Along with insulating properties, earthenware distributes heat evenly. Therefore, baking in the oven with an earthenware casserole improves the cooking quality and taste to your food. A seasoned chef or foodie will be familiar with many traditional earthenware cooking vessels that are still in demand to coax the best flavors from the food – Moroccan tagine, French Daubiere, South American Cazuelas. Though some are able to be placed on the stovetop, my pottery is made for oven use, not atop a direct heat source.

For more information on Earthenware, I have created a page that links to many sites on the Internet that I have found helpful in explaining the properties of Earthenware, its history and showing contemporary potters that use the wonderful clay.

From now on, I intend to post Recipes for using my casseroles in the oven. Foods that I cook will not include meat; however I look forward to emails including recipes you have used that I can share with my readers. Pictures of the casseroles in use will also be much appreciated.

FYI: There are many high-end earthenware manufacturers today that produce pots for the oven. Many, if not all of these, are slip-casted earthenware pots. This means they are made in molds, not hand made. They are not individuals with the mark of the maker within. They are still fabulous pots; but for the price you pay (usually much higher than I will ask for a pot) you may consider getting yourself a ‘work of art’ that no other person will have. A unique, original, handmade pot that can be used to cook and to serve.

Here is a short list of manufactured earthenware pots to browse:

Bram Cookware; Emile Henry; Romertopf; L’Arelier Vert (Green Studio);

Potter’s Council Calendar Girl!!!

I apologize if this is a repeat of info…. I am constantly trying to update this site to make it look better.  I know, i know…. it needs help.  Well, I’m working on that and if you have any ideas or suggestions, PLEASE LEAVE A COMMENT!

So as I was saying, I am on the cover of the Potter’s Council Mug calendar for 2010 and also the month of September.  Please have a look:

You can purchase one at the Potters Council’s store.

I admit, I am very proud of this.  Of course, it is now February, so I will stop talking about it.  Thanks for looking.

Professional Needed

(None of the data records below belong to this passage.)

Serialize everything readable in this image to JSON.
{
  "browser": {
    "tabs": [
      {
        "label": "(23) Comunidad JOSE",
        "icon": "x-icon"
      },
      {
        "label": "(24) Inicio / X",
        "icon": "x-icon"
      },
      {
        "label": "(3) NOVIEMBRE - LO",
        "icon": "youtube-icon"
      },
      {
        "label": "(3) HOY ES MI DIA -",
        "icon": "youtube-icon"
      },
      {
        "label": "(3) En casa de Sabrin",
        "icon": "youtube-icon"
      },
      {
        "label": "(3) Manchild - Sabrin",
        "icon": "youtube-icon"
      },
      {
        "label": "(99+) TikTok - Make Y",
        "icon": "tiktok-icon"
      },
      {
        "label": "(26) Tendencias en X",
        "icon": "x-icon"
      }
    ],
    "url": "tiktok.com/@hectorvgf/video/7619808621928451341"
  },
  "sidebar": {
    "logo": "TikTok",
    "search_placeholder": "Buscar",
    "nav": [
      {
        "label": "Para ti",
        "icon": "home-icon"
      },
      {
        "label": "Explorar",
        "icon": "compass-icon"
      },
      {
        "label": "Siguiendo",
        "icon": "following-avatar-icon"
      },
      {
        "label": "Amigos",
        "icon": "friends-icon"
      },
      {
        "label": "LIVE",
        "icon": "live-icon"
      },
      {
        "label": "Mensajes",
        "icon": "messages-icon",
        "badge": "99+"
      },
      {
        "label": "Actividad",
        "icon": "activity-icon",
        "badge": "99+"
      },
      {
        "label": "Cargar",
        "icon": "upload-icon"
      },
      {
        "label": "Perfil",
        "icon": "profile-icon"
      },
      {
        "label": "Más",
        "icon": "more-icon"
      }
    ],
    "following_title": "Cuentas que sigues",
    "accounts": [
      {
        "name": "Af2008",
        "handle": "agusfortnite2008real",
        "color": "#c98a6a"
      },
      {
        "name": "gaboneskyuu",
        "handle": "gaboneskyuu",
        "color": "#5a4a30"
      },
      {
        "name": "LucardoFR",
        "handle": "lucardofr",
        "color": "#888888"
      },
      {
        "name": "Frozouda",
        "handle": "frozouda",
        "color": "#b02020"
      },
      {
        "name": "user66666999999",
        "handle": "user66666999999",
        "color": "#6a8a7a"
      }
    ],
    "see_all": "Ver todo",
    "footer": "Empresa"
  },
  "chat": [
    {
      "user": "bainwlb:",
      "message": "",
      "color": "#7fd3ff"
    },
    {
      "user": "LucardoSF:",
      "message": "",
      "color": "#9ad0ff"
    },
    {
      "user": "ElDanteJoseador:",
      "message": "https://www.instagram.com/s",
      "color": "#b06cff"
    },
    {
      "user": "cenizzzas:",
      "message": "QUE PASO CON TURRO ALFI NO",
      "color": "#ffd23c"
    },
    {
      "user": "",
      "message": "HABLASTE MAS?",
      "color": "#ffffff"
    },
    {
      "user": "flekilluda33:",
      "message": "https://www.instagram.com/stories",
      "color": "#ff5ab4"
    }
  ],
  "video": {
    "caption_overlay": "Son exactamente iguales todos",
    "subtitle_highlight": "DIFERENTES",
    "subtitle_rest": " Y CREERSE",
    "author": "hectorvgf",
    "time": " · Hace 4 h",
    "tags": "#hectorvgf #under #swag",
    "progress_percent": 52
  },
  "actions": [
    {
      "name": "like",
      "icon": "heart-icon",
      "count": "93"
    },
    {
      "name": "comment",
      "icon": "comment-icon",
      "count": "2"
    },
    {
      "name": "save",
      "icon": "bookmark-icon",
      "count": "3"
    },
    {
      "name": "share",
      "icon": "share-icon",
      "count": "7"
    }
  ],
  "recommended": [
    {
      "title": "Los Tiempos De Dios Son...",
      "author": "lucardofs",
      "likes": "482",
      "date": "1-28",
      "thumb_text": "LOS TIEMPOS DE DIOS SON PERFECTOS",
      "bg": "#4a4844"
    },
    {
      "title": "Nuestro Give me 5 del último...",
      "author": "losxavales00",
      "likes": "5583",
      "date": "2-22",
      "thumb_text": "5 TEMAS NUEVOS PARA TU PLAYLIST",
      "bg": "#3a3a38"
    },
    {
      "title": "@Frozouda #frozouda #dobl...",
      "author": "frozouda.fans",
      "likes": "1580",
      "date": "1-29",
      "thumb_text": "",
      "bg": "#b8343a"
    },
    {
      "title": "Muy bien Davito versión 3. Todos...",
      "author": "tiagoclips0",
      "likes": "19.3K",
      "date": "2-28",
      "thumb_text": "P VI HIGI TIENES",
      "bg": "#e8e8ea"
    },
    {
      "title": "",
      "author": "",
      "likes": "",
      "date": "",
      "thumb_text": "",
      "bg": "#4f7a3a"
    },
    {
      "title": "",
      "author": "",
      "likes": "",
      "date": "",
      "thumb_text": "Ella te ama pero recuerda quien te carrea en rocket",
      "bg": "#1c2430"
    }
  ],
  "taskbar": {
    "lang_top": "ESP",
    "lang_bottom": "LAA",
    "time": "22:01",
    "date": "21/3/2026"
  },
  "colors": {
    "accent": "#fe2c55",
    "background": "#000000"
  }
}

So not only do potters need to know how to use clay and manipulate it into fabulous forms, a functional potter must also know how to make these forms work right.  AND then there’s the glazing – that takes even more to learn.  Once we learn to make and decorate, off to the kilns to learn even more about how different temperature changes can effect the glaze.  Subtle changes in cooling the kiln or heating the kiln can make all the difference.  But I’m not done!  Now once you get something worthy out of the kiln, potters need to know how to market – and there’s a whole art to that I won’t get into – but I must say, photographing the work to look as good, if not better, in image than in person is another learning curve and essential to marketing.  This is where others may step in to help – and unless you know a really good photographer willing to give you a hand, the process could cost alot of money!

So I try to take my own shots.  This is one learning curve I have not even begun to climb – and it shows.  My photos suck.  I made a light box that hangs from the ceiling and holds 3 lights for brightness and is covered with a white plastic table cloth  to ‘diffuse’ the light.  I also have a grey backdrop.  My camera has a setting for white balance and I do use it.  Here are the results:


Too Blue!

Too Yellow!

Too Yellow!

As you can see, white balance in my set-up doesn’t seem to do it. No matter what I do, I get a variety of results that do not seem to be the colors of my pots:

Too Blue, again.

Too Blue, again.

Too Yellow!

Too Yellow!

Not to mention the fact that my camera is always a bit skewed and just a hair blurry….

I use a Canon PowerShot S2IS.

Without the backdrop, light, etc, here is a shot of the table with some of my firing results:

Table of pots

Table of pots